Humans have been using plants to heal since prehistory. Plants play a critical role in drug discovery, but can be hindered by the time and cost of collecting and screening large numbers of randomly selected plant samples. Current field identification is based on morphological phenotypes, which is not always reliable. One solution is to develop a device that can rapidly identify plants with the highest potential for bioactivity in the field. In a lab setting bioactivity can be determined with the use of a simple UV fluorescence assay. We hypothesize that a mobile darkroom with UV lights, that is field compatible, can be used to identify plants with higher levels of bioactive chemicals. Recent work demonstrated that sagebrush subspecies, whose leaves fluoresce blue when immersed in water and held under a UV light, have lower concentrations of potentially toxic chemicals when compared to the subspecies that do not fluoresce blue and appear to be a preferred food source for Sage Grouse. The device provides a controlled environment to visualize the plant’s UV fluorescence and the ability to document the fluorescence with a smartphone.

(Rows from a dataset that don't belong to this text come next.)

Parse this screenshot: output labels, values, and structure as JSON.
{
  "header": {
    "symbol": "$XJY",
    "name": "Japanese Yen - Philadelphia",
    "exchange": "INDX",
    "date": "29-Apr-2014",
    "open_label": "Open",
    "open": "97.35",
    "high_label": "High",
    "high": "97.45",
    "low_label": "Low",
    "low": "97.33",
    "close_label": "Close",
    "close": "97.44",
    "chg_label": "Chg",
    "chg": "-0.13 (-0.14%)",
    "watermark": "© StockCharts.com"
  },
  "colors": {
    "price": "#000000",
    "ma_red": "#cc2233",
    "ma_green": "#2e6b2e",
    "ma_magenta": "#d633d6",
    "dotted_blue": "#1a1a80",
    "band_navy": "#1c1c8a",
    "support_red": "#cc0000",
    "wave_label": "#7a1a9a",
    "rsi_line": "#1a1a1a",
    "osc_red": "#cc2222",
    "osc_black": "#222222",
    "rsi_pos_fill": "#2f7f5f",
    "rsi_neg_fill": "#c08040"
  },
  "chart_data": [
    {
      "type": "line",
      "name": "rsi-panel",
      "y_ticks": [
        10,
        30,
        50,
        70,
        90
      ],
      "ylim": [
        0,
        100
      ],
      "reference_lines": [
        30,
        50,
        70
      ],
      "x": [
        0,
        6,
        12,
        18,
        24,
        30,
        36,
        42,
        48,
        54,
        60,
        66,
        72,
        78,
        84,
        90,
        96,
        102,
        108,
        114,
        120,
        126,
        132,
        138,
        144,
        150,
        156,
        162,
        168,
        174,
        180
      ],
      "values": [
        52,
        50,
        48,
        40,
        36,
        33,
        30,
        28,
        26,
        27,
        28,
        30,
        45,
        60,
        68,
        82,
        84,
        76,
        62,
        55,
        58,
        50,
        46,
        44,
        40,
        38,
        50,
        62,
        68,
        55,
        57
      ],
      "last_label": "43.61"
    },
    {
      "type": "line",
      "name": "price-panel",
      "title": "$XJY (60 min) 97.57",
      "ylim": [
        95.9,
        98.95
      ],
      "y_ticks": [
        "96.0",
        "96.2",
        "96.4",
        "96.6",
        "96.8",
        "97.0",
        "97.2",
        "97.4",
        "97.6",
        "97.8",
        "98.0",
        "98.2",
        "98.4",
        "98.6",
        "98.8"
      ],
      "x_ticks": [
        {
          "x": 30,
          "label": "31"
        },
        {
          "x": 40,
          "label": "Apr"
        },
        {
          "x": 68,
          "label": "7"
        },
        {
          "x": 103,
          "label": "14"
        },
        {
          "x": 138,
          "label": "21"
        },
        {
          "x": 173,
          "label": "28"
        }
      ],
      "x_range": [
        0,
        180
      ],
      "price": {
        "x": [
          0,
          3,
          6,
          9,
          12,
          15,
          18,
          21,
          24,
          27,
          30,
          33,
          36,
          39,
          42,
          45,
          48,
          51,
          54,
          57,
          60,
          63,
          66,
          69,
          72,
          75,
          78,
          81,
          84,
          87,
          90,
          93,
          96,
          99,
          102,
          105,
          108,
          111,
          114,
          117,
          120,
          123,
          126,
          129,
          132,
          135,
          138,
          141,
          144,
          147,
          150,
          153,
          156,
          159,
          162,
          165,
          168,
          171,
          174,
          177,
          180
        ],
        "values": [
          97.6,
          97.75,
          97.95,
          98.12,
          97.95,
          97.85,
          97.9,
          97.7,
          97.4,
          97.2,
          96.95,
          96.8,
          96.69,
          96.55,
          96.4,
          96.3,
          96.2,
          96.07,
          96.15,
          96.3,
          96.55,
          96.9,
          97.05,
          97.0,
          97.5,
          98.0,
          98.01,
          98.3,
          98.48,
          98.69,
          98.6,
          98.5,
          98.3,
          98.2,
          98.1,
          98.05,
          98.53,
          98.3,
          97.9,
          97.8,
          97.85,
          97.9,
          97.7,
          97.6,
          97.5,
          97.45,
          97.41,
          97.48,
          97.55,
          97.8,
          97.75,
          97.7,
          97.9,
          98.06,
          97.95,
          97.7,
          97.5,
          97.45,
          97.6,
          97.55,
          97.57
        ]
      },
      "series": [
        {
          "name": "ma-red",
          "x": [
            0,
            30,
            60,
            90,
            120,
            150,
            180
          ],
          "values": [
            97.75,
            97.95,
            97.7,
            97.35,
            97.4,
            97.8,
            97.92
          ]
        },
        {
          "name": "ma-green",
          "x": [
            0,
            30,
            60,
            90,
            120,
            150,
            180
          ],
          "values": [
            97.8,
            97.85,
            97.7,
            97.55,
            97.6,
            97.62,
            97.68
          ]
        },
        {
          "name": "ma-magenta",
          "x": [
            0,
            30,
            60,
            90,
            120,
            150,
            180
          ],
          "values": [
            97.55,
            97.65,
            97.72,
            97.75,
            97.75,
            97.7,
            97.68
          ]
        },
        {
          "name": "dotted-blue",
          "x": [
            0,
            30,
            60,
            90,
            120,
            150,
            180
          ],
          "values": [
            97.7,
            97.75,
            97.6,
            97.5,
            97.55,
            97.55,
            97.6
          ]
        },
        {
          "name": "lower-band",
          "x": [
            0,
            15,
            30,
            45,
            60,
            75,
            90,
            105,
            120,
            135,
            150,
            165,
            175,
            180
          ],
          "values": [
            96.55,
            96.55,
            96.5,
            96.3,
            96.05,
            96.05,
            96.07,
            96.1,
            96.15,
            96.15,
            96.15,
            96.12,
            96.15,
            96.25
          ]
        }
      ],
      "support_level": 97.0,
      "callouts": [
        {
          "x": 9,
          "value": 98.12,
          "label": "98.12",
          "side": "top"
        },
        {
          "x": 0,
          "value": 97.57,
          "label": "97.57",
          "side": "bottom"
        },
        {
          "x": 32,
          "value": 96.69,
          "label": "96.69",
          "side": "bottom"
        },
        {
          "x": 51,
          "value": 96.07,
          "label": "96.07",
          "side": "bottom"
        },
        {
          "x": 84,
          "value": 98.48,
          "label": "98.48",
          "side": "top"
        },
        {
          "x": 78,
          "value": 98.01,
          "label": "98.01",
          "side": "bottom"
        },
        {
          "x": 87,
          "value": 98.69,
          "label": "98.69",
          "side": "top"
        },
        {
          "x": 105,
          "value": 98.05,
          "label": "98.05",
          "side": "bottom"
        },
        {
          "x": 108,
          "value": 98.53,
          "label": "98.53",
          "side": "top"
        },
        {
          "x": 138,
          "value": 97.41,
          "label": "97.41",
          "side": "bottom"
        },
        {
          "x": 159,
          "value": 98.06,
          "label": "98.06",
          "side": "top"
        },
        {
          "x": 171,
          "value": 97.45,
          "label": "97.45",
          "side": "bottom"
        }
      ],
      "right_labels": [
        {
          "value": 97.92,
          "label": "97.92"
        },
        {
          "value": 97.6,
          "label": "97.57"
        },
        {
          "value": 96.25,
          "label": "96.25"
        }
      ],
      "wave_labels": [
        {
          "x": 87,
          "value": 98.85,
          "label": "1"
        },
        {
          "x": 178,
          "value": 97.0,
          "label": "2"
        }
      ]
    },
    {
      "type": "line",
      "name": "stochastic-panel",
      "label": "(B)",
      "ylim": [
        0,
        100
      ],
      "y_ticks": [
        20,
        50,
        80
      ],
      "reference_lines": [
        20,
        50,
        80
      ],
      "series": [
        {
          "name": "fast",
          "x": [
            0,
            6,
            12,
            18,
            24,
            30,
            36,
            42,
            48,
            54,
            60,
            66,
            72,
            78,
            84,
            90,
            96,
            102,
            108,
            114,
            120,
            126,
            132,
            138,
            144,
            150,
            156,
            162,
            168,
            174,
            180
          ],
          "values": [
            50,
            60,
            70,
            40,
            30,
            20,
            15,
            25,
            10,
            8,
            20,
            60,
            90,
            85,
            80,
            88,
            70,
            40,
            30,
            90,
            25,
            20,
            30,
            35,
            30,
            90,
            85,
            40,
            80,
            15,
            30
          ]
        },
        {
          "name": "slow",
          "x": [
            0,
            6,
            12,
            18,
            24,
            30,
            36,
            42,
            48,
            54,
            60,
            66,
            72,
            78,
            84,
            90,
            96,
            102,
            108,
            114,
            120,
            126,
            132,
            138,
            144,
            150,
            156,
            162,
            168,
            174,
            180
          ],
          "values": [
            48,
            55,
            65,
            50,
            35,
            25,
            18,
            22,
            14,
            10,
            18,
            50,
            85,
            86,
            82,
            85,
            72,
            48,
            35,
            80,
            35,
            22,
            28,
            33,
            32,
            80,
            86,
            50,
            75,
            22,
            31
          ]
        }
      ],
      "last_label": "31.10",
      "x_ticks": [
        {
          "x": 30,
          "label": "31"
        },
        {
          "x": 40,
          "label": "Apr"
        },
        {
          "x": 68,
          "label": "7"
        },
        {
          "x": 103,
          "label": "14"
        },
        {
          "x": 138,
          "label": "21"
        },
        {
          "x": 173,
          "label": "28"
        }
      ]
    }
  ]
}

This mobile darkroom allows researchers, while in the field, to identify plants containing fluorescent compounds leading to a more targeted collection of plants which saves time and resources in the drug discovery process.
Meyer, Andrea C.; Forbey, Jennifer; Warner, Lisa; Zantman, Aurora; Conner, Debbie; and Meyer, Justan, "Sagebrush UV Fluorescence Viewed and Documented with a Mobile Darkroom" (2022). 2022 Undergraduate Research Showcase. 105.